The real reason for Kenya's violence
Contrary to popular belief, it isn't simply 'tribal' or 'spontaneous.'
| NEW YORK
Hundreds have been killed and hundreds of thousands displaced in the three weeks since Kenya's hotly disputed presidential elections. Once considered an island of stability in Africa, the country is suffering what the media has called a "shocking outbreak of violence" and "tribal clashes."
The key questions we should be asking are: Who is responsible for this violence? How is it happening? But we will not ask these questions if we continue to see the current violence as simply a spontaneous outburst of anger at the election rigging or "tribal warfare."
The international community must realize that Kenya's violence today is fueled by strongmen on both sides of the political divide. They are exploiting ethnic identity, pitting one community against another, as a means to gain power. It is a practice with a long history in Kenyan politics.
The fury of the violence may look like "tribal warfare" linked to election anger, especially in the worst instances of ethnic cleansing – as in Eldoret, where women and children were burned alive in a church. A common explanation is that members of the Kikuyu community are facing retaliation from others for their longtime "dominance." Like Kenya's first president, Jomo Kenyatta, President Mwai Kibaki is Kikuyu; opposition leader Raila Odinga is Luo.
Part of the violence is not directly organized and is instead linked to confrontations between protesters and police, who have a history of brutality. Many understandably feel rage at the election fraud carried out on behalf of Mr. Kibaki. But much of the ethnicized violence is linked to organized efforts by political strongmen who have experience playing divide-and-rule.
Remember Daniel arap Moi? He was Kenya's president from 1978 to 2002. He and most of his cohorts during this time were Kalenjin. In the 1990s, they faced the probable loss of power in multiparty elections to an opposition that included many Kikuyu. In response, Mr. Moi's men filled their campaigns with hate against all Kikuyu and convinced many that any member of that group, from a child to a poor farmer, represented "Kikuyu domination."
This ploy conveniently shifted blame from Moi and his mostly non-Kikuyu crowd who had been in power for years. It shifted attention away from the massive land grabbing and corruption they continued from the previous government that helped put the poor, including the numerous Kikuyu poor, in slums or sent them across the country in search of a small patch of land to eke out a living.

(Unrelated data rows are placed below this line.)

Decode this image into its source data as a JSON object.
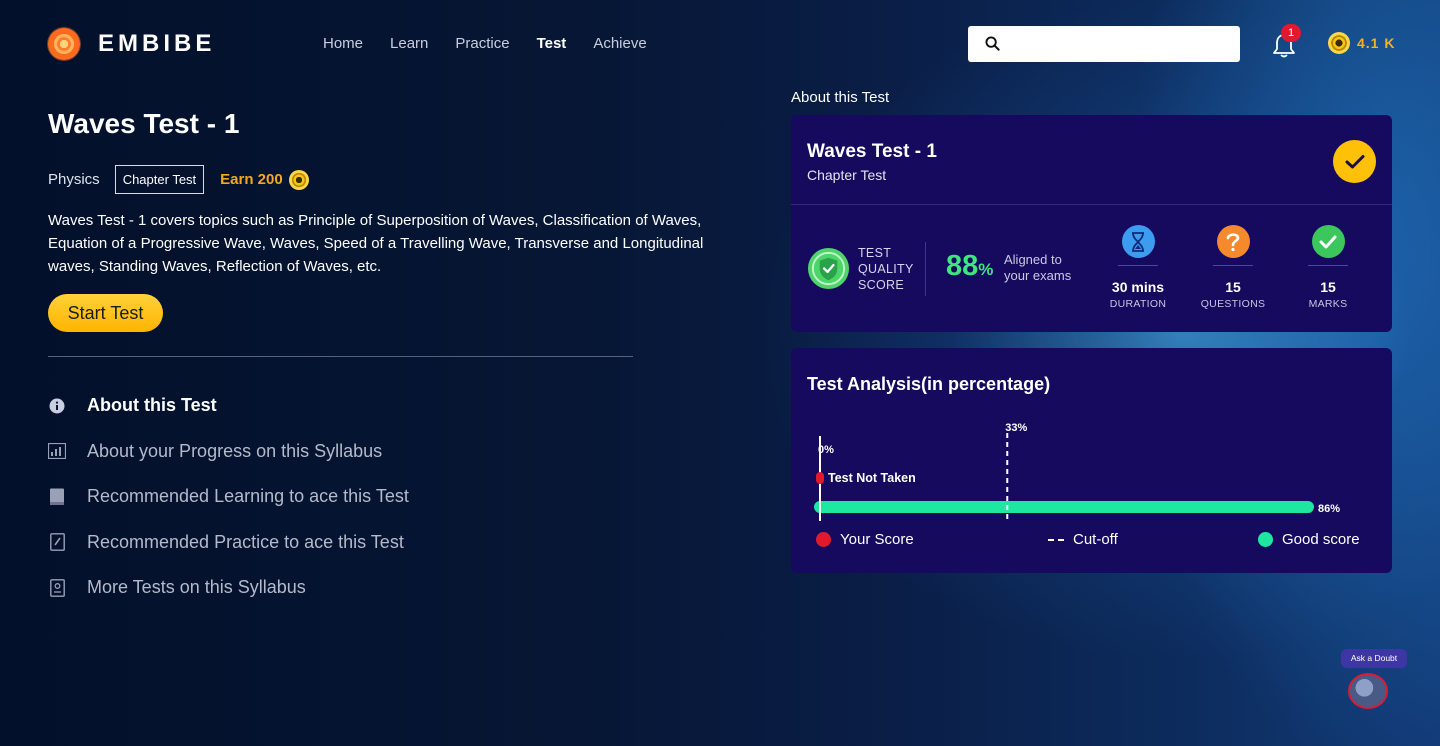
{
  "brand": {
    "name": "EMBIBE"
  },
  "nav": {
    "items": [
      {
        "label": "Home",
        "active": false
      },
      {
        "label": "Learn",
        "active": false
      },
      {
        "label": "Practice",
        "active": false
      },
      {
        "label": "Test",
        "active": true
      },
      {
        "label": "Achieve",
        "active": false
      }
    ]
  },
  "search": {
    "value": "",
    "placeholder": ""
  },
  "notifications": {
    "count": "1"
  },
  "coins": {
    "value": "4.1 K"
  },
  "test": {
    "title": "Waves Test - 1",
    "subject": "Physics",
    "type": "Chapter Test",
    "earn": "Earn 200",
    "description": "Waves Test - 1 covers topics such as Principle of Superposition of Waves, Classification of Waves, Equation of a Progressive Wave, Waves, Speed of a Travelling Wave, Transverse and Longitudinal waves, Standing Waves, Reflection of Waves, etc.",
    "start_label": "Start Test"
  },
  "sections": [
    {
      "label": "About this Test",
      "icon": "info-icon",
      "active": true
    },
    {
      "label": "About your Progress on this Syllabus",
      "icon": "progress-chart-icon",
      "active": false
    },
    {
      "label": "Recommended Learning to ace this Test",
      "icon": "book-icon",
      "active": false
    },
    {
      "label": "Recommended Practice to ace this Test",
      "icon": "practice-sheet-icon",
      "active": false
    },
    {
      "label": "More Tests on this Syllabus",
      "icon": "test-paper-icon",
      "active": false
    }
  ],
  "about": {
    "heading": "About this Test",
    "card_title": "Waves Test - 1",
    "card_subtitle": "Chapter Test",
    "quality_label_1": "TEST",
    "quality_label_2": "QUALITY",
    "quality_label_3": "SCORE",
    "quality_value": "88",
    "quality_unit": "%",
    "aligned_1": "Aligned to",
    "aligned_2": "your exams",
    "stats": [
      {
        "value": "30 mins",
        "label": "DURATION",
        "icon": "hourglass-icon"
      },
      {
        "value": "15",
        "label": "QUESTIONS",
        "icon": "question-icon"
      },
      {
        "value": "15",
        "label": "MARKS",
        "icon": "check-icon"
      }
    ]
  },
  "analysis": {
    "title": "Test Analysis(in percentage)",
    "legend": {
      "your_score": "Your Score",
      "cutoff": "Cut-off",
      "good_score": "Good score"
    },
    "colors": {
      "your_score": "#e0192c",
      "cutoff": "#ffffff",
      "good_score": "#1ee8a0"
    }
  },
  "chart_data": {
    "type": "bar",
    "title": "Test Analysis(in percentage)",
    "xlim": [
      0,
      100
    ],
    "your_score": {
      "value": 0,
      "label": "0%",
      "note": "Test Not Taken"
    },
    "cutoff": {
      "value": 33,
      "label": "33%"
    },
    "good_score": {
      "value": 86,
      "label": "86%"
    }
  },
  "ask_doubt": {
    "label": "Ask a Doubt"
  }
}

Sadly, this anti-Kikuyu campaign gained supporters among unemployed youth who learned to project their problems onto a Kikuyu face. Poor men were given weapons and paid to kill and displace. In return, they were promised or sold vacated land. Ultimately, in the 1990s, thousands of people died and almost half a million were displaced. This violence helped Moi's small group of corrupt "big men" stay in power for a decade. In the deeply flawed elections of 1992 and 1997, displacement became a form of gerrymandering.

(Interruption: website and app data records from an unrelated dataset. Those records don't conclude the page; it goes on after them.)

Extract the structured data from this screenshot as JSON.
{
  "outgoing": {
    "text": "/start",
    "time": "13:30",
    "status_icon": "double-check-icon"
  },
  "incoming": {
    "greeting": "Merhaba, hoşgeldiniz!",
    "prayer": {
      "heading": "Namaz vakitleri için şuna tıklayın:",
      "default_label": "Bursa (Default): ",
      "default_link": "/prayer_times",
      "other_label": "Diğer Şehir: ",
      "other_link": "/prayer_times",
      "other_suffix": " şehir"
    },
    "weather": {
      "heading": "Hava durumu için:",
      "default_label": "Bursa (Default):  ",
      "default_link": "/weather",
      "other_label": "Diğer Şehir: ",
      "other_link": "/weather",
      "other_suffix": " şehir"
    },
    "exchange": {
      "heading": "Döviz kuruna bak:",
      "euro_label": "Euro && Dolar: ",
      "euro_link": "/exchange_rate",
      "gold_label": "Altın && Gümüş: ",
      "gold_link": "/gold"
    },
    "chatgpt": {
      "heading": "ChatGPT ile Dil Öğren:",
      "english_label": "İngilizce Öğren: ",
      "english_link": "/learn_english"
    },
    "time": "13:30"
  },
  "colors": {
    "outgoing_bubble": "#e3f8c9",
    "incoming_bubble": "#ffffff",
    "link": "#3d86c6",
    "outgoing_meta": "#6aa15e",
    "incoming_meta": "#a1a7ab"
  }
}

Not one person has been tried, let alone convicted, for these killings and displacements. The international community at the time seemed quite ready to forget as well.
Since his election in 2002, Kibaki has collaborated in this deliberate forgetting. Part of the reason was that he had brought into his ruling coalition many of the worst perpetrators of violence. They could deliver votes in key areas and were willing to drop their anti-Kikuyu rhetoric once in power.
Mr. Odinga, the opposition leader, has also brought notorious ethnic cleansers into his coalition. Their anti-Kikuyu rhetoric is a useful political tool against the Kikuyu incumbent.
All these advocates of violence have lived with complete impunity. They have learned that they could preach hate, organize youth to kill and displace, and be rewarded with a cabinet post. They could get rid of voters who were unlikely to support them. They could use violence for bargaining power at the national level, something that appears to be happening today. The current project of "ethnic cleansing" in the Rift Valley suggests that some politicians, this time allied mostly with the opposition, have learned these lessons well.
The key lesson for the international community to learn from past violence is that a new government alone, especially if it welcomes perpetrators of violence into its core, cannot fix this deep problem of strongmen politics.
This time we must demand a thorough and independent investigation into all forms of violence. We should demand that those guilty of organizing, funding, or authorizing killings from any ethnic community be, at a minimum, excluded from high office. Let us not forget that this violence has a history and perpetrators and that there are responsibilities to be assigned. This time let us demand justice and not repeat the mistakes of the past. Otherwise, we set more roadblocks on Kenya's path toward a just, democratic, and truly civil society.
Jacqueline M. Klopp is a professor at the School of International and Public Affairs at Columbia University.